(Dataset excerpts)

============================================================

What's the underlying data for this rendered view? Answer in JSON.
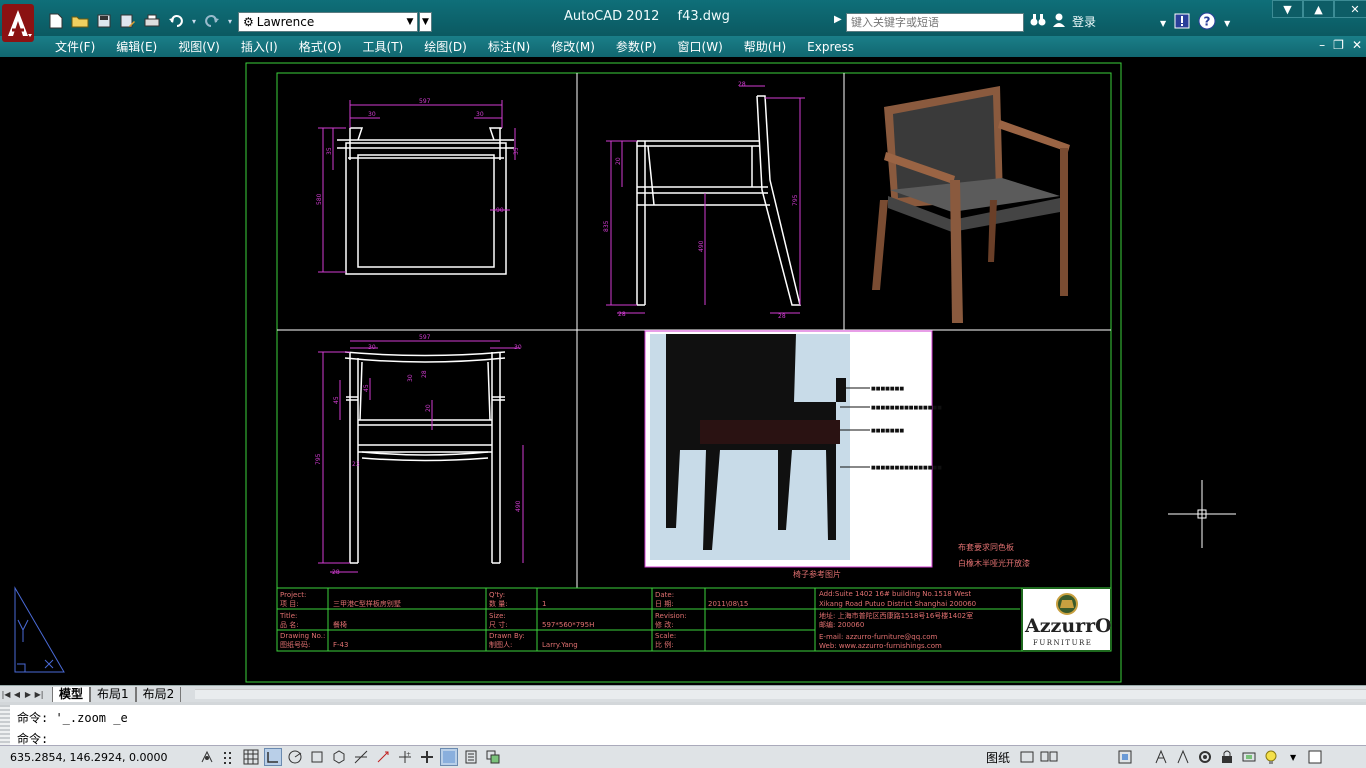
{
  "titlebar": {
    "app_name": "AutoCAD 2012",
    "file_name": "f43.dwg",
    "workspace": "Lawrence",
    "search_placeholder": "键入关键字或短语",
    "login_label": "登录"
  },
  "menu": {
    "items": [
      {
        "label": "文件(F)"
      },
      {
        "label": "编辑(E)"
      },
      {
        "label": "视图(V)"
      },
      {
        "label": "插入(I)"
      },
      {
        "label": "格式(O)"
      },
      {
        "label": "工具(T)"
      },
      {
        "label": "绘图(D)"
      },
      {
        "label": "标注(N)"
      },
      {
        "label": "修改(M)"
      },
      {
        "label": "参数(P)"
      },
      {
        "label": "窗口(W)"
      },
      {
        "label": "帮助(H)"
      },
      {
        "label": "Express"
      }
    ]
  },
  "drawing": {
    "dims": {
      "front_width": "597",
      "front_arm": "30",
      "front_side": "30",
      "front_height": "580",
      "front_top": "35",
      "front_right": "35",
      "front_inner": "90",
      "side_top": "28",
      "side_total": "835",
      "side_seat": "490",
      "side_right": "795",
      "side_upper": "20",
      "side_bottom1": "28",
      "side_bottom2": "28",
      "back_width": "597",
      "back_arm": "30",
      "back_right": "30",
      "back_height": "795",
      "back_low": "490",
      "back_a": "45",
      "back_b": "45",
      "back_c": "30",
      "back_d": "28",
      "back_e": "23",
      "back_f": "20",
      "back_g": "28"
    },
    "photo_callouts": [
      "■■■■■■■",
      "■■■■■■■■■■■■■■■",
      "■■■■■■■",
      "■■■■■■■■■■■■■■■"
    ],
    "photo_caption": "椅子参考图片",
    "notes": [
      "布套要求同色板",
      "白橡木半哑光开放漆"
    ],
    "title_block": {
      "project_en": "Project:",
      "project_cn": "项  目:",
      "project_value": "三甲港C型样板房别墅",
      "qty_en": "Q'ty:",
      "qty_cn": "数  量:",
      "qty_value": "1",
      "date_en": "Date:",
      "date_cn": "日  期:",
      "date_value": "2011\\08\\15",
      "title_en": "Title:",
      "title_cn": "品  名:",
      "title_value": "餐椅",
      "size_en": "Size:",
      "size_cn": "尺  寸:",
      "size_value": "597*560*795H",
      "revision_en": "Revision:",
      "revision_cn": "修  改:",
      "drawing_no_en": "Drawing No.:",
      "drawing_no_cn": "图纸号码:",
      "drawing_no_value": "F-43",
      "drawn_by_en": "Drawn By:",
      "drawn_by_cn": "制图人:",
      "drawn_by_value": "Larry.Yang",
      "scale_en": "Scale:",
      "scale_cn": "比  例:",
      "addr1": "Add:Suite 1402 16# building No.1518 West",
      "addr2": "Xikang Road Putuo District Shanghai 200060",
      "addr3": "地址: 上海市普陀区西康路1518号16号楼1402室",
      "addr4": "邮编: 200060",
      "email": "E-mail: azzurro-furniture@qq.com",
      "web": "Web: www.azzurro-furnishings.com",
      "logo_text": "AzzurrO",
      "logo_sub": "FURNITURE"
    }
  },
  "tabs": [
    {
      "label": "模型",
      "active": true
    },
    {
      "label": "布局1",
      "active": false
    },
    {
      "label": "布局2",
      "active": false
    }
  ],
  "command": {
    "history": "命令: '_.zoom _e",
    "prompt": "命令:"
  },
  "status": {
    "coords": "635.2854, 146.2924, 0.0000",
    "paper_label": "图纸"
  },
  "colors": {
    "cad_bg": "#000000",
    "frame": "#3cd23c",
    "dim": "#d23cd2",
    "annot": "#e07070"
  }
}
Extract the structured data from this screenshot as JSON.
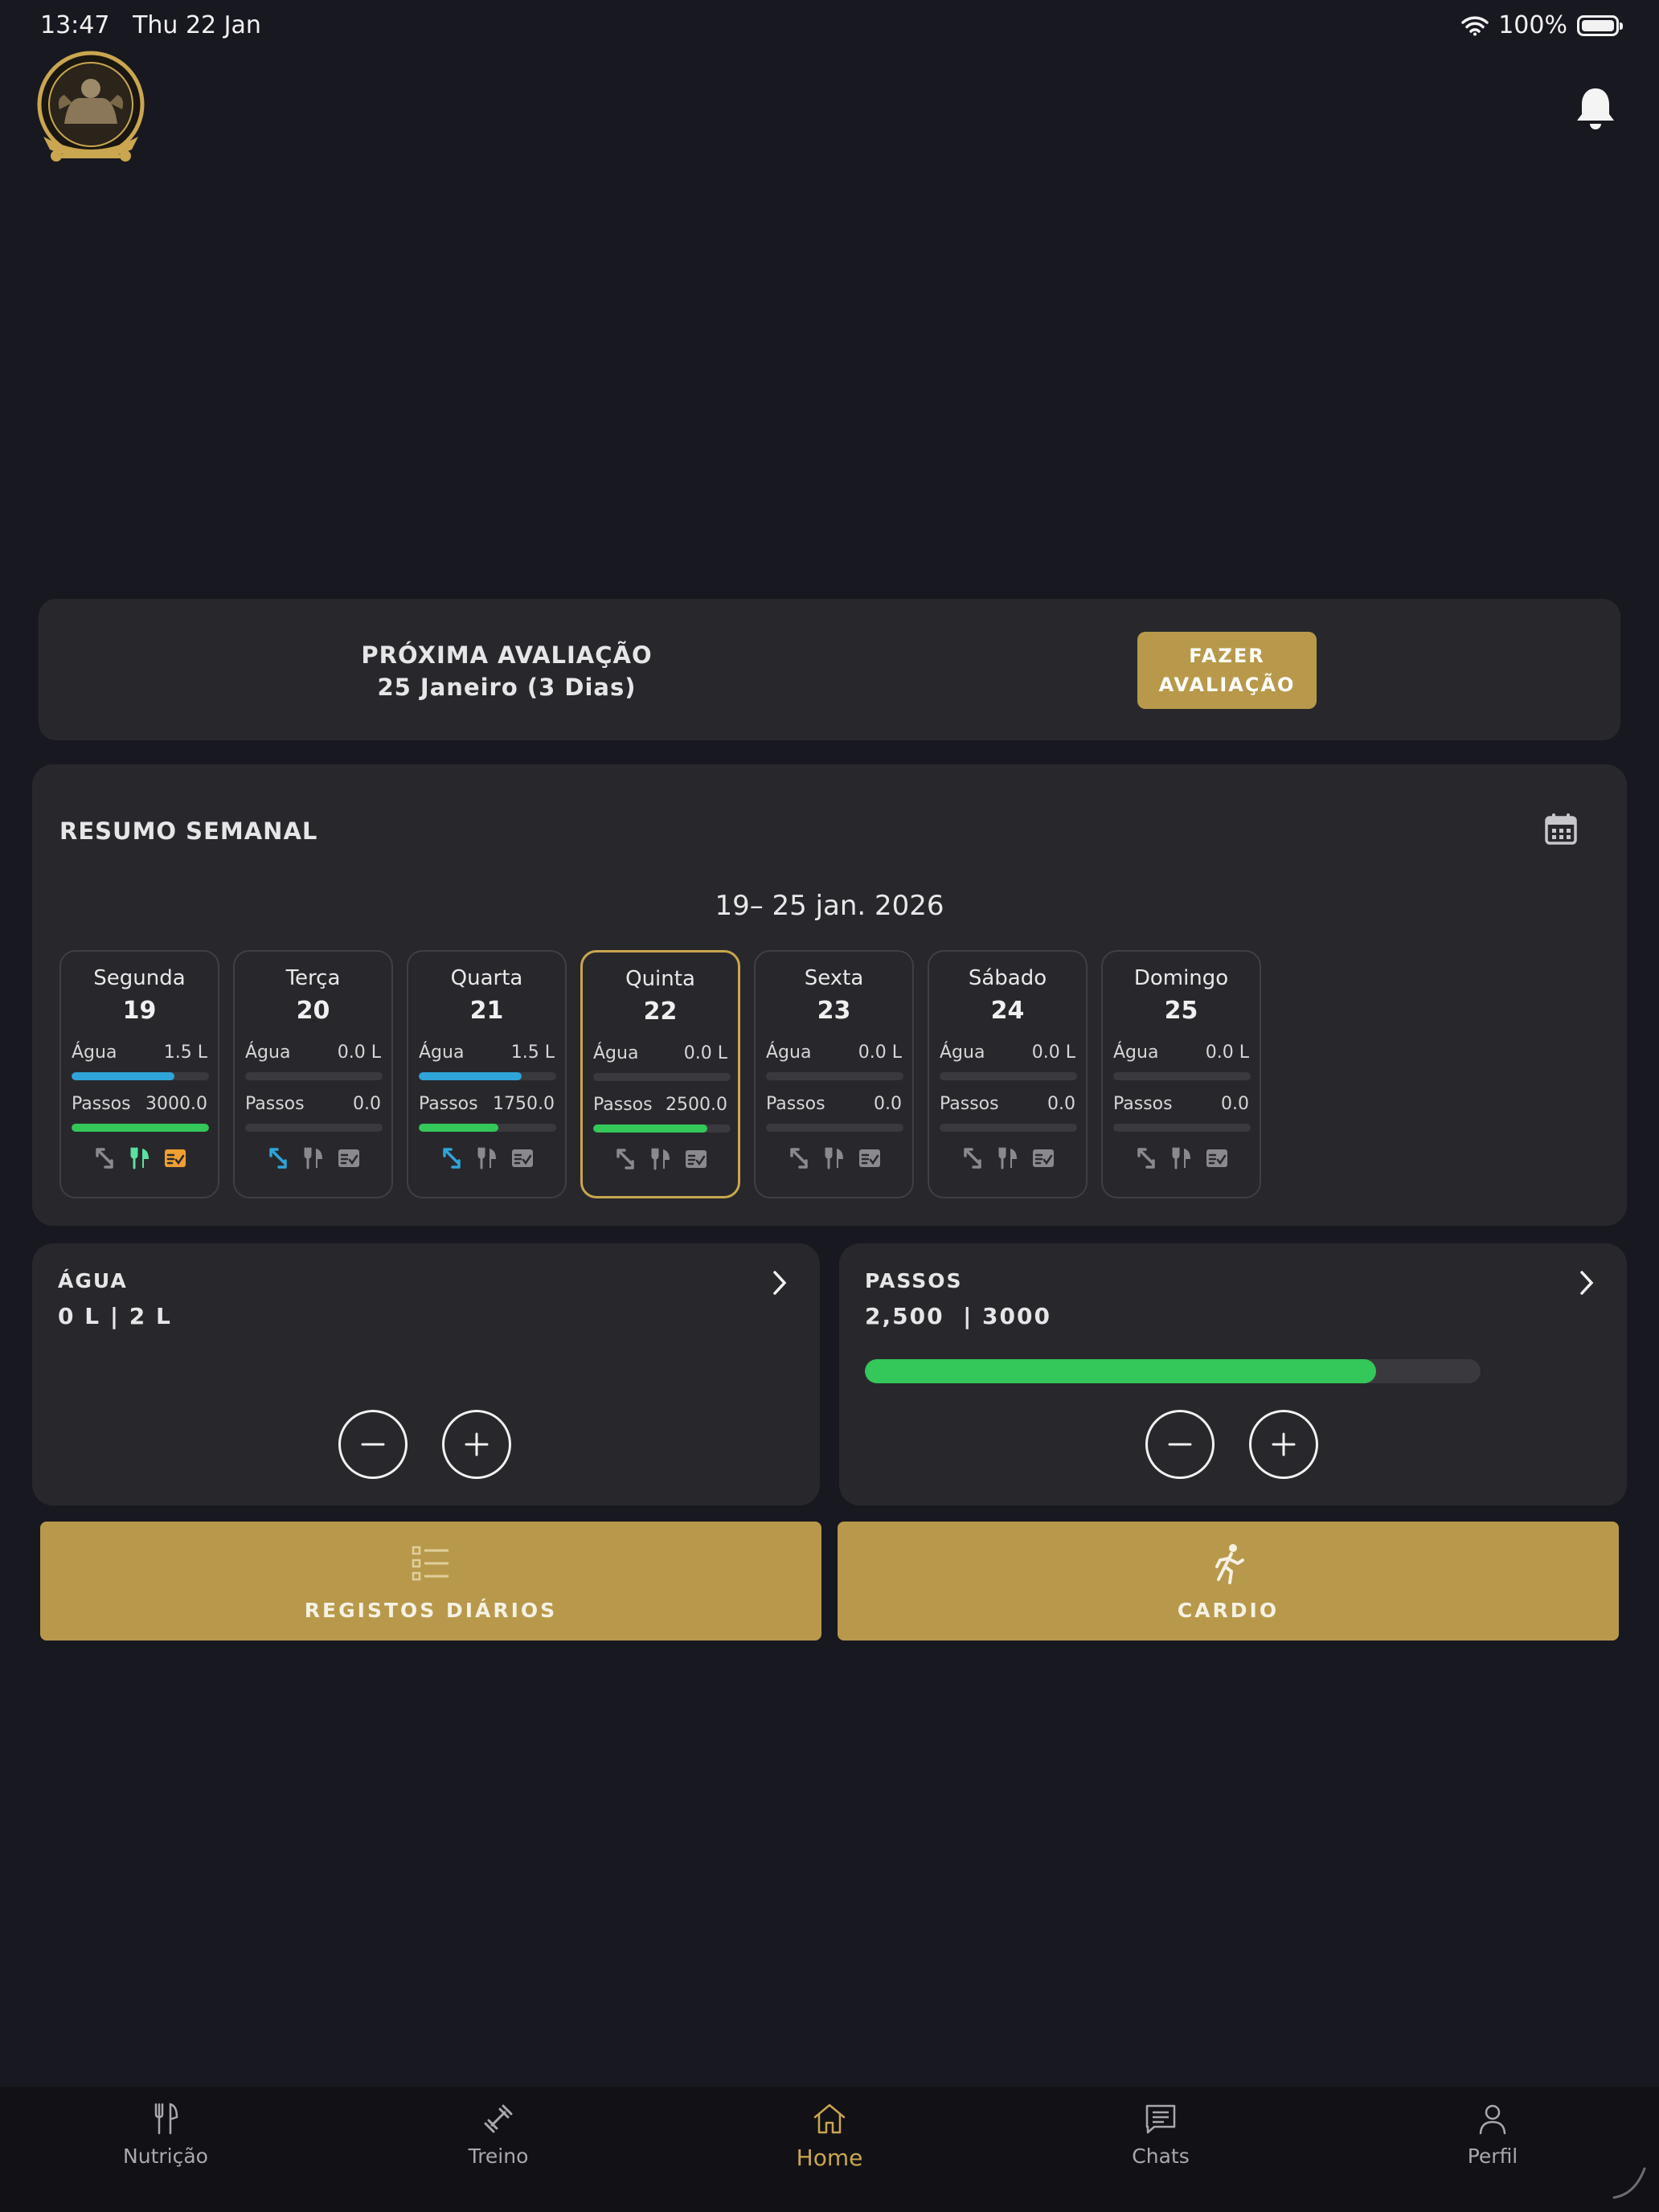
{
  "status": {
    "time": "13:47",
    "date": "Thu 22 Jan",
    "battery": "100%"
  },
  "colors": {
    "accent": "#b8994b",
    "water": "#2fa4d9",
    "steps": "#34c75a",
    "orange": "#f0a030",
    "mint": "#5be0a0"
  },
  "evaluation": {
    "title": "PRÓXIMA AVALIAÇÃO",
    "date": "25 Janeiro (3 Dias)",
    "button_line1": "FAZER",
    "button_line2": "AVALIAÇÃO"
  },
  "weekly": {
    "title": "RESUMO SEMANAL",
    "range": "19– 25 jan. 2026",
    "water_label": "Água",
    "steps_label": "Passos",
    "days": [
      {
        "name": "Segunda",
        "num": "19",
        "water": "1.5 L",
        "water_pct": 75,
        "steps": "3000.0",
        "steps_pct": 100,
        "icon_colors": [
          "#8a8a8e",
          "#5be0a0",
          "#f0a030"
        ]
      },
      {
        "name": "Terça",
        "num": "20",
        "water": "0.0 L",
        "water_pct": 0,
        "steps": "0.0",
        "steps_pct": 0,
        "icon_colors": [
          "#2fa4d9",
          "#8a8a8e",
          "#8a8a8e"
        ]
      },
      {
        "name": "Quarta",
        "num": "21",
        "water": "1.5 L",
        "water_pct": 75,
        "steps": "1750.0",
        "steps_pct": 58,
        "icon_colors": [
          "#2fa4d9",
          "#8a8a8e",
          "#8a8a8e"
        ]
      },
      {
        "name": "Quinta",
        "num": "22",
        "water": "0.0 L",
        "water_pct": 0,
        "steps": "2500.0",
        "steps_pct": 83,
        "icon_colors": [
          "#8a8a8e",
          "#8a8a8e",
          "#8a8a8e"
        ]
      },
      {
        "name": "Sexta",
        "num": "23",
        "water": "0.0 L",
        "water_pct": 0,
        "steps": "0.0",
        "steps_pct": 0,
        "icon_colors": [
          "#8a8a8e",
          "#8a8a8e",
          "#8a8a8e"
        ]
      },
      {
        "name": "Sábado",
        "num": "24",
        "water": "0.0 L",
        "water_pct": 0,
        "steps": "0.0",
        "steps_pct": 0,
        "icon_colors": [
          "#8a8a8e",
          "#8a8a8e",
          "#8a8a8e"
        ]
      },
      {
        "name": "Domingo",
        "num": "25",
        "water": "0.0 L",
        "water_pct": 0,
        "steps": "0.0",
        "steps_pct": 0,
        "icon_colors": [
          "#8a8a8e",
          "#8a8a8e",
          "#8a8a8e"
        ]
      }
    ]
  },
  "water_card": {
    "title": "ÁGUA",
    "value": "0 L | 2 L"
  },
  "steps_card": {
    "title": "PASSOS",
    "value": "2,500  | 3000",
    "progress_pct": 83
  },
  "actions": {
    "logs": "REGISTOS DIÁRIOS",
    "cardio": "CARDIO"
  },
  "tabs": [
    {
      "label": "Nutrição",
      "icon": "fork-knife-icon"
    },
    {
      "label": "Treino",
      "icon": "dumbbell-icon"
    },
    {
      "label": "Home",
      "icon": "home-icon"
    },
    {
      "label": "Chats",
      "icon": "chat-icon"
    },
    {
      "label": "Perfil",
      "icon": "person-icon"
    }
  ]
}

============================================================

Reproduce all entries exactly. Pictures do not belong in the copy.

Task answer »
What's the underlying data for this rendered view? Answer in JSON.
{
  "titlebar": {
    "app_name": "AutoCAD 2012",
    "file_name": "f43.dwg",
    "workspace": "Lawrence",
    "search_placeholder": "键入关键字或短语",
    "login_label": "登录"
  },
  "menu": {
    "items": [
      {
        "label": "文件(F)"
      },
      {
        "label": "编辑(E)"
      },
      {
        "label": "视图(V)"
      },
      {
        "label": "插入(I)"
      },
      {
        "label": "格式(O)"
      },
      {
        "label": "工具(T)"
      },
      {
        "label": "绘图(D)"
      },
      {
        "label": "标注(N)"
      },
      {
        "label": "修改(M)"
      },
      {
        "label": "参数(P)"
      },
      {
        "label": "窗口(W)"
      },
      {
        "label": "帮助(H)"
      },
      {
        "label": "Express"
      }
    ]
  },
  "drawing": {
    "dims": {
      "front_width": "597",
      "front_arm": "30",
      "front_side": "30",
      "front_height": "580",
      "front_top": "35",
      "front_right": "35",
      "front_inner": "90",
      "side_top": "28",
      "side_total": "835",
      "side_seat": "490",
      "side_right": "795",
      "side_upper": "20",
      "side_bottom1": "28",
      "side_bottom2": "28",
      "back_width": "597",
      "back_arm": "30",
      "back_right": "30",
      "back_height": "795",
      "back_low": "490",
      "back_a": "45",
      "back_b": "45",
      "back_c": "30",
      "back_d": "28",
      "back_e": "23",
      "back_f": "20",
      "back_g": "28"
    },
    "photo_callouts": [
      "■■■■■■■",
      "■■■■■■■■■■■■■■■",
      "■■■■■■■",
      "■■■■■■■■■■■■■■■"
    ],
    "photo_caption": "椅子参考图片",
    "notes": [
      "布套要求同色板",
      "白橡木半哑光开放漆"
    ],
    "title_block": {
      "project_en": "Project:",
      "project_cn": "项  目:",
      "project_value": "三甲港C型样板房别墅",
      "qty_en": "Q'ty:",
      "qty_cn": "数  量:",
      "qty_value": "1",
      "date_en": "Date:",
      "date_cn": "日  期:",
      "date_value": "2011\\08\\15",
      "title_en": "Title:",
      "title_cn": "品  名:",
      "title_value": "餐椅",
      "size_en": "Size:",
      "size_cn": "尺  寸:",
      "size_value": "597*560*795H",
      "revision_en": "Revision:",
      "revision_cn": "修  改:",
      "drawing_no_en": "Drawing No.:",
      "drawing_no_cn": "图纸号码:",
      "drawing_no_value": "F-43",
      "drawn_by_en": "Drawn By:",
      "drawn_by_cn": "制图人:",
      "drawn_by_value": "Larry.Yang",
      "scale_en": "Scale:",
      "scale_cn": "比  例:",
      "addr1": "Add:Suite 1402 16# building No.1518 West",
      "addr2": "Xikang Road Putuo District Shanghai 200060",
      "addr3": "地址: 上海市普陀区西康路1518号16号楼1402室",
      "addr4": "邮编: 200060",
      "email": "E-mail: azzurro-furniture@qq.com",
      "web": "Web: www.azzurro-furnishings.com",
      "logo_text": "AzzurrO",
      "logo_sub": "FURNITURE"
    }
  },
  "tabs": [
    {
      "label": "模型",
      "active": true
    },
    {
      "label": "布局1",
      "active": false
    },
    {
      "label": "布局2",
      "active": false
    }
  ],
  "command": {
    "history": "命令: '_.zoom _e",
    "prompt": "命令:"
  },
  "status": {
    "coords": "635.2854, 146.2924, 0.0000",
    "paper_label": "图纸"
  },
  "colors": {
    "cad_bg": "#000000",
    "frame": "#3cd23c",
    "dim": "#d23cd2",
    "annot": "#e07070"
  }
}
Extract the structured data from this screenshot as JSON.
{
  "status": {
    "time": "13:47",
    "date": "Thu 22 Jan",
    "battery": "100%"
  },
  "colors": {
    "accent": "#b8994b",
    "water": "#2fa4d9",
    "steps": "#34c75a",
    "orange": "#f0a030",
    "mint": "#5be0a0"
  },
  "evaluation": {
    "title": "PRÓXIMA AVALIAÇÃO",
    "date": "25 Janeiro (3 Dias)",
    "button_line1": "FAZER",
    "button_line2": "AVALIAÇÃO"
  },
  "weekly": {
    "title": "RESUMO SEMANAL",
    "range": "19– 25 jan. 2026",
    "water_label": "Água",
    "steps_label": "Passos",
    "days": [
      {
        "name": "Segunda",
        "num": "19",
        "water": "1.5 L",
        "water_pct": 75,
        "steps": "3000.0",
        "steps_pct": 100,
        "icon_colors": [
          "#8a8a8e",
          "#5be0a0",
          "#f0a030"
        ]
      },
      {
        "name": "Terça",
        "num": "20",
        "water": "0.0 L",
        "water_pct": 0,
        "steps": "0.0",
        "steps_pct": 0,
        "icon_colors": [
          "#2fa4d9",
          "#8a8a8e",
          "#8a8a8e"
        ]
      },
      {
        "name": "Quarta",
        "num": "21",
        "water": "1.5 L",
        "water_pct": 75,
        "steps": "1750.0",
        "steps_pct": 58,
        "icon_colors": [
          "#2fa4d9",
          "#8a8a8e",
          "#8a8a8e"
        ]
      },
      {
        "name": "Quinta",
        "num": "22",
        "water": "0.0 L",
        "water_pct": 0,
        "steps": "2500.0",
        "steps_pct": 83,
        "icon_colors": [
          "#8a8a8e",
          "#8a8a8e",
          "#8a8a8e"
        ]
      },
      {
        "name": "Sexta",
        "num": "23",
        "water": "0.0 L",
        "water_pct": 0,
        "steps": "0.0",
        "steps_pct": 0,
        "icon_colors": [
          "#8a8a8e",
          "#8a8a8e",
          "#8a8a8e"
        ]
      },
      {
        "name": "Sábado",
        "num": "24",
        "water": "0.0 L",
        "water_pct": 0,
        "steps": "0.0",
        "steps_pct": 0,
        "icon_colors": [
          "#8a8a8e",
          "#8a8a8e",
          "#8a8a8e"
        ]
      },
      {
        "name": "Domingo",
        "num": "25",
        "water": "0.0 L",
        "water_pct": 0,
        "steps": "0.0",
        "steps_pct": 0,
        "icon_colors": [
          "#8a8a8e",
          "#8a8a8e",
          "#8a8a8e"
        ]
      }
    ]
  },
  "water_card": {
    "title": "ÁGUA",
    "value": "0 L | 2 L"
  },
  "steps_card": {
    "title": "PASSOS",
    "value": "2,500  | 3000",
    "progress_pct": 83
  },
  "actions": {
    "logs": "REGISTOS DIÁRIOS",
    "cardio": "CARDIO"
  },
  "tabs": [
    {
      "label": "Nutrição",
      "icon": "fork-knife-icon"
    },
    {
      "label": "Treino",
      "icon": "dumbbell-icon"
    },
    {
      "label": "Home",
      "icon": "home-icon"
    },
    {
      "label": "Chats",
      "icon": "chat-icon"
    },
    {
      "label": "Perfil",
      "icon": "person-icon"
    }
  ]
}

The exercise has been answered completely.